It's a significant data point simply because these cord shavers make up 25% of the United States' estimated 119.7 million households. The 25% of U.S. households only marginally attached to their cable provider adds up to nearly 30 million. If 45% of them are planning to cancel, that's more than 13 million more households completely cutting the cord by the end of 2020.

To be fair, lots of consumers say one thing and then do another. Even if Roku's findings modestly overstate plans to cut the cord, though, that's still a wide swath of paying customers about to say bye-bye.

Virtual video media distributors aren't immune to the trend, either, perhaps because users are starting to become frustrated by price hikes that are starting to make streaming video nearly as expensive as linear cable television service. Parks Associates found that during the first quarter, virtual cable's churn rate was around 80%. That is to say, for every five customers brought into the fold, four left it. The industry's overall net numbers are impressive given its young age, but retention is already a major problem for the once-touted alternative to linear cable.

Fanning the cord-cutting flames

It remains to be seen whether sweeping stay-at-home orders helped or hurt these outfits in Q2. Given the cord-cutting trends, the survey's results, and the backdrop, though, that doesn't seem likely. The backdrop includes an alarming data nugget from Cowen: 33% of the country's current cable customers are only paying a promotional price. Of those, 20% of them will see their discount expire within the next year. Comcast is particularly exposed to that risk of subscriber cancellations, although it's hardly alone.
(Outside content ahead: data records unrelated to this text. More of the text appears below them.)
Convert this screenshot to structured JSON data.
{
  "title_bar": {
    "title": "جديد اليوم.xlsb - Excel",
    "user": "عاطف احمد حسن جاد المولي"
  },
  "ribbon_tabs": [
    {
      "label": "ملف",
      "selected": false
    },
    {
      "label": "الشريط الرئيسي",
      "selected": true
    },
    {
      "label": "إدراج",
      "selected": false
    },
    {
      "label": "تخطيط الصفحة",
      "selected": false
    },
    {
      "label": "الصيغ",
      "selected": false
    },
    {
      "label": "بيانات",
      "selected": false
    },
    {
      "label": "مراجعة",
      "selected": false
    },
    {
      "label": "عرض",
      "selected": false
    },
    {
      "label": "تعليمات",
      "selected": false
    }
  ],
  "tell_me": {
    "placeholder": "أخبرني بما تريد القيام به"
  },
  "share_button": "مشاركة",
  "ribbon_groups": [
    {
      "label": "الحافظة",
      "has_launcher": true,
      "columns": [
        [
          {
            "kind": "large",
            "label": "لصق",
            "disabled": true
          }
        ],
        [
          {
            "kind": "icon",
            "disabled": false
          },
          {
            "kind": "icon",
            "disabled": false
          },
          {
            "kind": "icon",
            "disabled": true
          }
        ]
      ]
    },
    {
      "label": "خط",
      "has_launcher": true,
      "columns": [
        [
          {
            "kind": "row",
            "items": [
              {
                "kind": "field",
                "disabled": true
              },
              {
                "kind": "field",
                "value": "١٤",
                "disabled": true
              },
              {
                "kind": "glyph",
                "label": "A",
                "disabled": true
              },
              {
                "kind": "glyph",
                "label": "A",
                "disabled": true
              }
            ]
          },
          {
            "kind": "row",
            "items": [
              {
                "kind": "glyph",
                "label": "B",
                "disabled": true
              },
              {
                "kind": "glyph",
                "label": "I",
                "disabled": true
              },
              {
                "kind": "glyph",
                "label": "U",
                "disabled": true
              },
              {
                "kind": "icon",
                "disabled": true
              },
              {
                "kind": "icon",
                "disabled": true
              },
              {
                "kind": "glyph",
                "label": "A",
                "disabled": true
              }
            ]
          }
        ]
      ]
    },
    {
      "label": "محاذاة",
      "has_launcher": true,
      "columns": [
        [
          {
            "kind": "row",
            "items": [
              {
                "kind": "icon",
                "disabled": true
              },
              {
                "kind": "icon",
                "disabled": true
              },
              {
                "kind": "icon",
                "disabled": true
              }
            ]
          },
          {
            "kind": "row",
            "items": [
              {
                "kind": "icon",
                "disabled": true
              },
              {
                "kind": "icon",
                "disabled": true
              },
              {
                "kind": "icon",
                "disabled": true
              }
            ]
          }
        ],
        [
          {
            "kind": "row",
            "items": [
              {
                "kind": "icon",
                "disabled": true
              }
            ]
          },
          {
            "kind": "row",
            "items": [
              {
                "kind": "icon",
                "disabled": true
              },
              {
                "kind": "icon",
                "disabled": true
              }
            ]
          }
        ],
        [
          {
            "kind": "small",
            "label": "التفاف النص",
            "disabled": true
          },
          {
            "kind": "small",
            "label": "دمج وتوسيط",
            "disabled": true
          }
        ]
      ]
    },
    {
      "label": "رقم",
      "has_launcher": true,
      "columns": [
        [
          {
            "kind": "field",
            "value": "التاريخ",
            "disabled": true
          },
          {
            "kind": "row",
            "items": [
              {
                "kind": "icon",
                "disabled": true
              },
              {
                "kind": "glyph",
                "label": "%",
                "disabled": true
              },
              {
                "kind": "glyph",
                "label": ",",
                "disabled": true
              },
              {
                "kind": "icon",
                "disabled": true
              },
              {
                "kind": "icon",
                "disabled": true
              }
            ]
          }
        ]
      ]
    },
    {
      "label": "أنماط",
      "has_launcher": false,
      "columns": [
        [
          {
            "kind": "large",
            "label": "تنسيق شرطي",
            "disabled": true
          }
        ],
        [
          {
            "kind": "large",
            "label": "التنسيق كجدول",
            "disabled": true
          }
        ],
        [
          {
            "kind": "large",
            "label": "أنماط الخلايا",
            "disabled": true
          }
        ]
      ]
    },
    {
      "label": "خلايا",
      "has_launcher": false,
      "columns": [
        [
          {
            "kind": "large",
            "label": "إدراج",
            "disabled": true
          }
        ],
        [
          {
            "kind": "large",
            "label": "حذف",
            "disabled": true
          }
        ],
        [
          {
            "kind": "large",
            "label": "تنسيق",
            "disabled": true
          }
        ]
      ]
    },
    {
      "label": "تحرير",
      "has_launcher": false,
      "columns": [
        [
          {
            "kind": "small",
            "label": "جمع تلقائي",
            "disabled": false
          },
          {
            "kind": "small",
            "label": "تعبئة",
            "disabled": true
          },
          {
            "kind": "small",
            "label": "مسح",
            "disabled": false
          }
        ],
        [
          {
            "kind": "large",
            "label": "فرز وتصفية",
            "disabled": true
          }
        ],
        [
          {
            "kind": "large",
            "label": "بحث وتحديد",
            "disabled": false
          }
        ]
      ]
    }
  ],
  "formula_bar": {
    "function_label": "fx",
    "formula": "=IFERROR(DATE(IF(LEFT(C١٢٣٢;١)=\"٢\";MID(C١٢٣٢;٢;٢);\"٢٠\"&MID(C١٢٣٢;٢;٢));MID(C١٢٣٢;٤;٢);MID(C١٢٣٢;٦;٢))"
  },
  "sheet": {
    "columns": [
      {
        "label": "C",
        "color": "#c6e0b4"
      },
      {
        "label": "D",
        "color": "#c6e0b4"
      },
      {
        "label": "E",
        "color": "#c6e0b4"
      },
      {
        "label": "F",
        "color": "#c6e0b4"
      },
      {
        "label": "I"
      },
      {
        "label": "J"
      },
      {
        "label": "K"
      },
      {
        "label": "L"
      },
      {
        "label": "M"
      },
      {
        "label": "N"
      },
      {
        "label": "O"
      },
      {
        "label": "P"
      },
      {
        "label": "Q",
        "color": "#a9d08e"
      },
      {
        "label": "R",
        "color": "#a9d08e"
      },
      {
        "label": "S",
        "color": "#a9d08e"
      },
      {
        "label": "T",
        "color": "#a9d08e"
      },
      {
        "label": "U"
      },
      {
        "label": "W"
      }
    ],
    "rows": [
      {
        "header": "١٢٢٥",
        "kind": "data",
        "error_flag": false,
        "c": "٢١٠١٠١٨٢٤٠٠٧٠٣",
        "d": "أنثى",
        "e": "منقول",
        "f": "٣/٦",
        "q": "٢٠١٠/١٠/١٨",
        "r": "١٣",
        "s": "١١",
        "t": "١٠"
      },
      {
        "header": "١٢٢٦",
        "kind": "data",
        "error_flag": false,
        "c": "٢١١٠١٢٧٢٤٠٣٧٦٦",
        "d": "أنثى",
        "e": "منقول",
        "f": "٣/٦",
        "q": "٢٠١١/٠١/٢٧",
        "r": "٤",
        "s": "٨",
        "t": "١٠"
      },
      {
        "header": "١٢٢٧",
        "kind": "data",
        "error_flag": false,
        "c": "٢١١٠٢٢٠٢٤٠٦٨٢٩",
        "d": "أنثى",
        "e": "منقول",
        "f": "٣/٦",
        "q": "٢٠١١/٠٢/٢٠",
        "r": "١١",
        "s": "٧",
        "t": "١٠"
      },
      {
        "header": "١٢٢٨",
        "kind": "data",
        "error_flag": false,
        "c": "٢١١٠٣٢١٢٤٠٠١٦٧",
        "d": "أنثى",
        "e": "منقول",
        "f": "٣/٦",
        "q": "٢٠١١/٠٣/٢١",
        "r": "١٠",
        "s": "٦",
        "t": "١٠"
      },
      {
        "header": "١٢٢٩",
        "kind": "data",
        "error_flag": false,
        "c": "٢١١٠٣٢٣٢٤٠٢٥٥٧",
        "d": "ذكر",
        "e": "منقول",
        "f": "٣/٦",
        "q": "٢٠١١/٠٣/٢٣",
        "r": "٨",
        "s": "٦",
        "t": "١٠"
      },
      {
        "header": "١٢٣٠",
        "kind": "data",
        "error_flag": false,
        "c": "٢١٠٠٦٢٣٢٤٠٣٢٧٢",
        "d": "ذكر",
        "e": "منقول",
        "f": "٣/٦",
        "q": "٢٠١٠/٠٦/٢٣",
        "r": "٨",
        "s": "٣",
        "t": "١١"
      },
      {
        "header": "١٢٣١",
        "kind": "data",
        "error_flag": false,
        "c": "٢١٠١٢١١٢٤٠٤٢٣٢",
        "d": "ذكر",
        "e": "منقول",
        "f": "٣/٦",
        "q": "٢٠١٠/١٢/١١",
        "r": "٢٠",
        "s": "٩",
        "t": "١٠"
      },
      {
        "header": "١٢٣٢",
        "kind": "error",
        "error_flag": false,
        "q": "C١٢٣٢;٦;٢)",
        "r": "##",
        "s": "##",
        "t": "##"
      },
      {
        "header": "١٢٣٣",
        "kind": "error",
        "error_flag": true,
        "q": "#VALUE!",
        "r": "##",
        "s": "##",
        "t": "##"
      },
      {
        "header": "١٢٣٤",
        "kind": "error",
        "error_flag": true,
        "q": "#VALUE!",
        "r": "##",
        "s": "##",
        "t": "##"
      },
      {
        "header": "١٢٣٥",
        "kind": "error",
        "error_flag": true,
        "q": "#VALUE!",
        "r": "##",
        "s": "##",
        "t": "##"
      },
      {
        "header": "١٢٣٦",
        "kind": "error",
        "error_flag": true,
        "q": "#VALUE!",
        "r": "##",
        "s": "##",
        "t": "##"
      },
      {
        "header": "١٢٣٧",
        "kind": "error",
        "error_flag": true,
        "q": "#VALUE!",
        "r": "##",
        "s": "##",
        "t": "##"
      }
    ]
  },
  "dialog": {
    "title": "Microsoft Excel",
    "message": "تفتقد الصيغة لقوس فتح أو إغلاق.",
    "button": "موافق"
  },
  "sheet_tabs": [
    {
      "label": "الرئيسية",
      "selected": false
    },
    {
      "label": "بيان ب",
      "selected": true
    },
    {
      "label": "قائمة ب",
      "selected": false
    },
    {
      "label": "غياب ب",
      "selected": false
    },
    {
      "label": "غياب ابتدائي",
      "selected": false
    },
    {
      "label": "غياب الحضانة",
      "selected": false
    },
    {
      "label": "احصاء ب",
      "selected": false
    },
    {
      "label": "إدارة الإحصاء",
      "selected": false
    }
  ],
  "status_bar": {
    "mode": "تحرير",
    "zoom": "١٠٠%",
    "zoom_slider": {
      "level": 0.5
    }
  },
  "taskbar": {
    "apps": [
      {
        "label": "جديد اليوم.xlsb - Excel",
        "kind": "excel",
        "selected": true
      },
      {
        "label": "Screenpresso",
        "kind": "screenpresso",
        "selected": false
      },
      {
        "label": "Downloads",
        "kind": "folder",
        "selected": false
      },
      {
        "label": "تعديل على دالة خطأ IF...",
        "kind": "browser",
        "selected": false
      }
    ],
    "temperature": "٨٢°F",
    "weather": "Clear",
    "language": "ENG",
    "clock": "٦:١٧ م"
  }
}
And yes, they're going to non-cable options. Netflix was noted, but the list of winners from cable's losses included Disney+ from Walt Disney, HBO Now from AT&T's Warner Media arm, and Apple TV+, just to name a few.
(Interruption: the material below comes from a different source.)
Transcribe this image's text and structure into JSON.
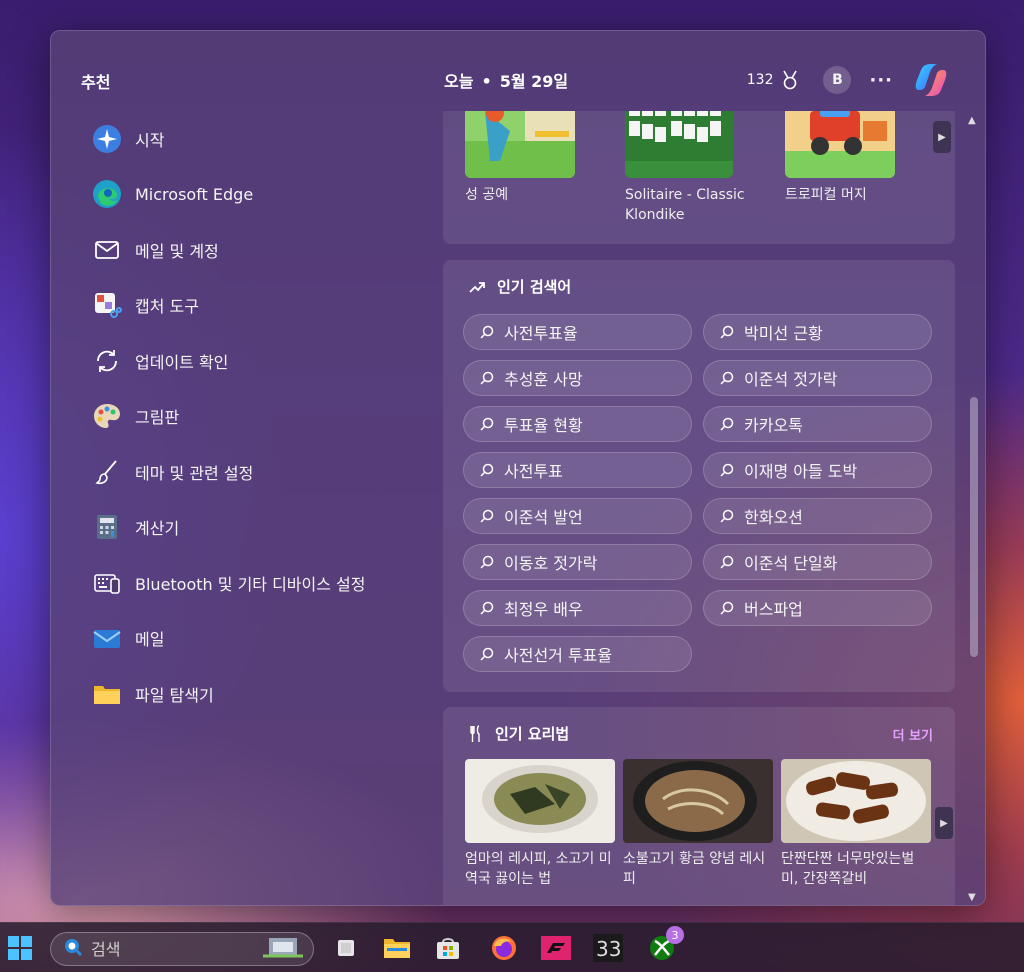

As for why the pace is picking up now, it's likely the fallout from coronavirus outbreak exacerbated trends that were already in place. In short, lockdowns have given consumers time to act.